Together in the cave, Osiris tells Elcia of his father's plans for him and he suggests that they can live together in hiding in the countryside. The Queen with her guards and Aaron interrupt the two lovers, but they refuse to separate and Osiris declares that it intends to give up the throne.

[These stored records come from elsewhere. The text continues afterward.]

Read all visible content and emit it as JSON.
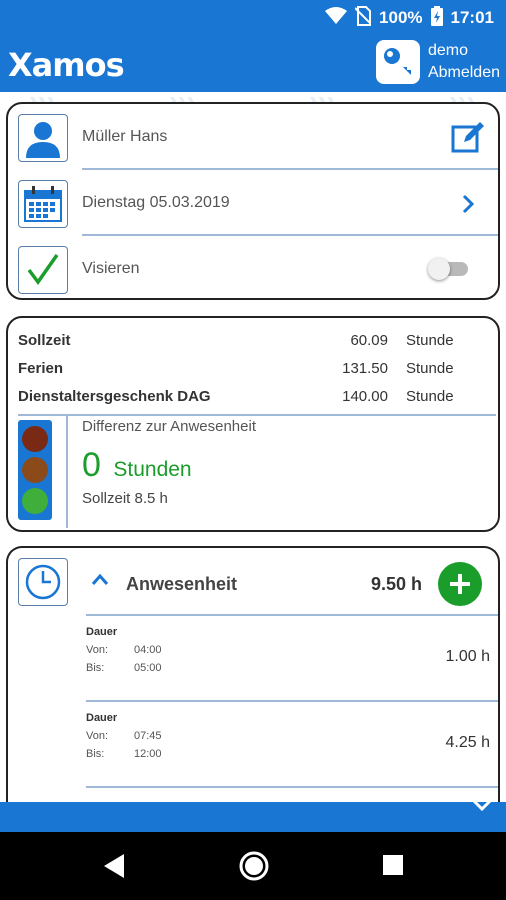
{
  "status_bar": {
    "battery": "100%",
    "time": "17:01"
  },
  "app_bar": {
    "logo": "Xamos",
    "user": "demo",
    "logout": "Abmelden"
  },
  "info_card": {
    "employee": "Müller Hans",
    "date": "Dienstag 05.03.2019",
    "approve_label": "Visieren",
    "approve_on": false
  },
  "balance_card": {
    "rows": [
      {
        "label": "Sollzeit",
        "value": "60.09",
        "unit": "Stunde"
      },
      {
        "label": "Ferien",
        "value": "131.50",
        "unit": "Stunde"
      },
      {
        "label": "Dienstaltersgeschenk DAG",
        "value": "140.00",
        "unit": "Stunde"
      }
    ],
    "difference_label": "Differenz zur Anwesenheit",
    "difference_value": "0",
    "difference_unit": "Stunden",
    "target_time": "Sollzeit 8.5 h",
    "traffic_colors": {
      "red": "#7a2a14",
      "orange": "#8a4a1a",
      "green": "#3fae3a"
    }
  },
  "attendance_card": {
    "title": "Anwesenheit",
    "total": "9.50 h",
    "entries": [
      {
        "type": "Dauer",
        "from_label": "Von:",
        "from": "04:00",
        "to_label": "Bis:",
        "to": "05:00",
        "duration": "1.00 h"
      },
      {
        "type": "Dauer",
        "from_label": "Von:",
        "from": "07:45",
        "to_label": "Bis:",
        "to": "12:00",
        "duration": "4.25 h"
      }
    ]
  },
  "colors": {
    "primary": "#1976d2",
    "accent_green": "#1a9d2a",
    "divider": "#9fb8d6"
  }
}
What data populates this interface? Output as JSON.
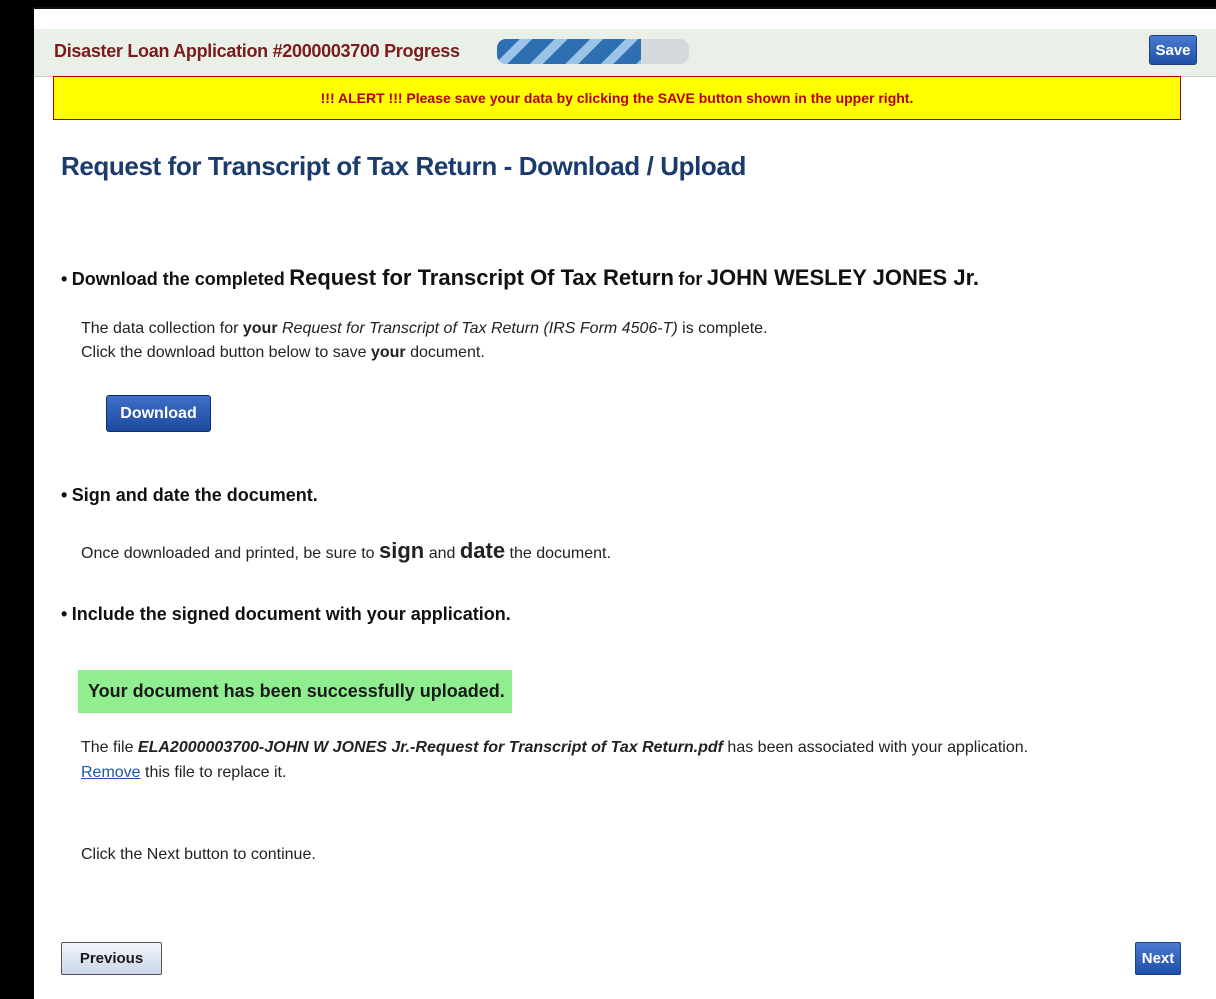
{
  "header": {
    "app_title": "Disaster Loan Application #2000003700",
    "progress_label": "Progress",
    "progress_fraction": 0.75,
    "save_label": "Save"
  },
  "alert": {
    "text": "!!! ALERT !!! Please save your data by clicking the SAVE button shown in the upper right."
  },
  "page_title": "Request for Transcript of Tax Return - Download / Upload",
  "step1": {
    "bullet": "•",
    "prefix": "Download the completed",
    "doc_name": "Request for Transcript Of Tax Return",
    "for_word": "for",
    "person": "JOHN WESLEY JONES Jr.",
    "line1_a": "The data collection for",
    "line1_b": "your",
    "line1_c": "Request for Transcript of Tax Return (IRS Form 4506-T)",
    "line1_d": "is complete.",
    "line2_a": "Click the download button below to save",
    "line2_b": "your",
    "line2_c": "document.",
    "download_label": "Download"
  },
  "step2": {
    "bullet": "•",
    "heading": "Sign and date the document.",
    "text_a": "Once downloaded and printed, be sure to",
    "sign": "sign",
    "and": "and",
    "date": "date",
    "text_b": "the document."
  },
  "step3": {
    "bullet": "•",
    "heading": "Include the signed document with your application.",
    "success": "Your document has been successfully uploaded.",
    "file_a": "The file",
    "file_name": "ELA2000003700-JOHN W JONES Jr.-Request for Transcript of Tax Return.pdf",
    "file_b": "has been associated with your application.",
    "remove_link": "Remove",
    "remove_rest": "this file to replace it.",
    "continue": "Click the Next button to continue."
  },
  "nav": {
    "previous_label": "Previous",
    "next_label": "Next"
  }
}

Meanwhile, the Pharaoh once again reverses himself and states that he will not allow the captives to leave, fearing that the Hebrews will support Egypt's enemies. Outraged, Moses declares that the Crown Prince and all the firstborn males of the country will be hit by a divine lightning strike. Pharaoh orders Moses to be put in chains, and, to protect his son from the prophecy, declares Osiris to be his co-ruler and that he will be the one to proclaim the death sentence on Moses. Elcia then comes forward revealing her relationship with Osiris and begging him to free Moses and his people. She tries to persuade him to accept his destiny and marry the royal princess of Armenia. But Osiris remains adamant and immediately orders that Moses be killed. As he does so, he falls dead from being struck by a bolt of lightning.

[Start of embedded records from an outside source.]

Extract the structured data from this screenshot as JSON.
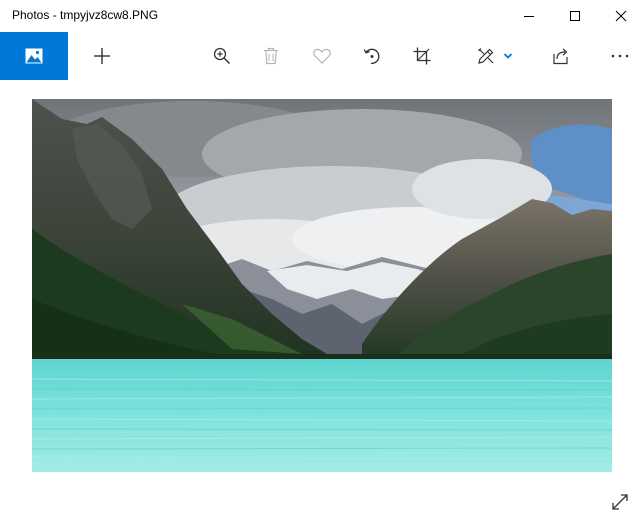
{
  "window": {
    "title": "Photos - tmpyjvz8cw8.PNG",
    "controls": [
      "minimize-icon",
      "maximize-icon",
      "close-icon"
    ]
  },
  "toolbar": {
    "app_icon": "photo-icon",
    "buttons": [
      {
        "icon": "add-icon",
        "enabled": true
      },
      {
        "icon": "zoom-in-icon",
        "enabled": true
      },
      {
        "icon": "trash-icon",
        "enabled": false
      },
      {
        "icon": "heart-icon",
        "enabled": false
      },
      {
        "icon": "rotate-icon",
        "enabled": true
      },
      {
        "icon": "crop-icon",
        "enabled": true
      },
      {
        "icon": "edit-draw-icon",
        "enabled": true
      },
      {
        "icon": "chevron-down-icon",
        "enabled": true
      },
      {
        "icon": "share-icon",
        "enabled": true
      },
      {
        "icon": "more-icon",
        "enabled": true
      }
    ]
  },
  "viewer": {
    "image": "mountain-lake-photo",
    "expand_icon": "expand-icon"
  },
  "colors": {
    "accent": "#0078d7",
    "icon": "#333333",
    "icon_disabled": "#b5b5b5"
  }
}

On the shores of the Red Sea
Having crossed the desert, the Hebrews arrive on the shores of the Red Sea, but find themselves unable to continue their journey to the Promised Land. Leading is people and telling them to wait for God's action, he prays. However, as the advancing Egyptians appear, the Hebrews are panicked, but Moses touches the waters with his staff and the Red Sea opens to provide a pathway to the opposite shore. Following closely behind, the Egyptians, led by Mamre and Pharaoh, enter the gap in the waters but they are swamped by the waves which close over them.

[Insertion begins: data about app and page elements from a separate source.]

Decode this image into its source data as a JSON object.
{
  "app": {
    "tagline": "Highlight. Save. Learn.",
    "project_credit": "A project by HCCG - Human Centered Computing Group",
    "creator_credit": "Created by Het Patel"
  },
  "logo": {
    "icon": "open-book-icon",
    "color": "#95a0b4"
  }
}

Opera House and Orchestra
Philharmonia Orchestra and the Ambrosian Opera Chorus
|Audio CD: Philips,
Cat: 420 109-2
Ezio Di Cesare,
Teatro San Carlo di Napoli Orchestra and Chorus
(Audio and video recordings of a performance (or of performances) in the Teatro San Carlo di Napoli)
|DVD: House of Opera
Cat: DVDBB 2113
- Ringhieri 1760
- "Riccardo Muti unearths Rossini rarity in Salzburg", 13 August 2009, on expatica.com
- Gossett & Brauner 2001, p. 783
- Balocchi, the conductor and director of the Théâtre des Italiens, had provided the libretto for Rossini's first Paris production, the coronation opera Il viaggio a Reims, 1825, and for Le siège de Corinthe, a French version of Maometto II.
- Rossini opera Festival performance history on rossinioperafestival.it
- Fred Cohn, "Rossini: Mosè in Egitto", Opera News, August 2013, Vol. 78, No. 2: Review of the DVD of the production
- Opera (London), May 1965
- "Mosè in Egitto (1994): Opera: Production details", on rohcollections.org.uk
- Rupert Christiensen, "Moses in Egypt, Welsh National Opera, review: 'oddly anticlimactic' ", The Telegraph, 4 October 2014
- Rian Evans, "Mosè in Egitto review – rare Rossini inspires formidable singing", The Guardian (London), 5 October 2014
- Repertoire of COT on chicagooperatheater.org
- Rosenberg, Marion Lignana 2013, "Even with rough edges, NY City Opera’s Mosè reaches sublime heights", The Classical Review, 15 April 2013. Retrieved 8 June 2013
- Osborne, Charles 1994. p. 81
- Recordings of Mosè in Egitto on operadis-opera-discography.org.uk
- Gossett, Philip; Brauner, Patricia (2001), "Mosè in Egitto" in Holden, Amanda (ed.), The New Penguin Opera Guide, New York: Penguin Putnam. ISBN 0-14-029312-4
- Osborne, Charles (1994), The Bel Canto Operas of Rossini, Donizetti, and Bellini, Portland, Oregon: Amadeus Press. ISBN 0931340713
- Osborne, Richard (1990), Rossini, Ithaca, New York: Northeastern University Press. ISBN 1-55553-088-5 ISBN 1-55553-088-5
- Osborne, Richard (1998), "Mosè in Egitto" in Stanley Sadie, (Ed.), The New Grove Dictionary of Opera, Vol. One. London: MacMillan Publishers, Inc. ISBN 0-333-73432-7 ISBN 1-56159-228-5
- Ringhieri, Francisco (1760), L'Osiride. Tragedia del p.d. Francesco Ringhieri monaco ulivetano e lettore di teologia. Padua: Conzatti, 1760. Eight volumes of the tragedies of Ringhieri, an Olivetan monk (1721-1787), were also published in Venice 1788-89.
- Servadio, Gaia (2003), Rossini, New York: Carroll & Graf Publishers, 2003. ISBN 0-7867-1195-7
- Toye, Francis (reissue 1987), Rossini: The Man and His Music, Dover Publications. ISBN 0486253961 ISBN 0-486-25396-1,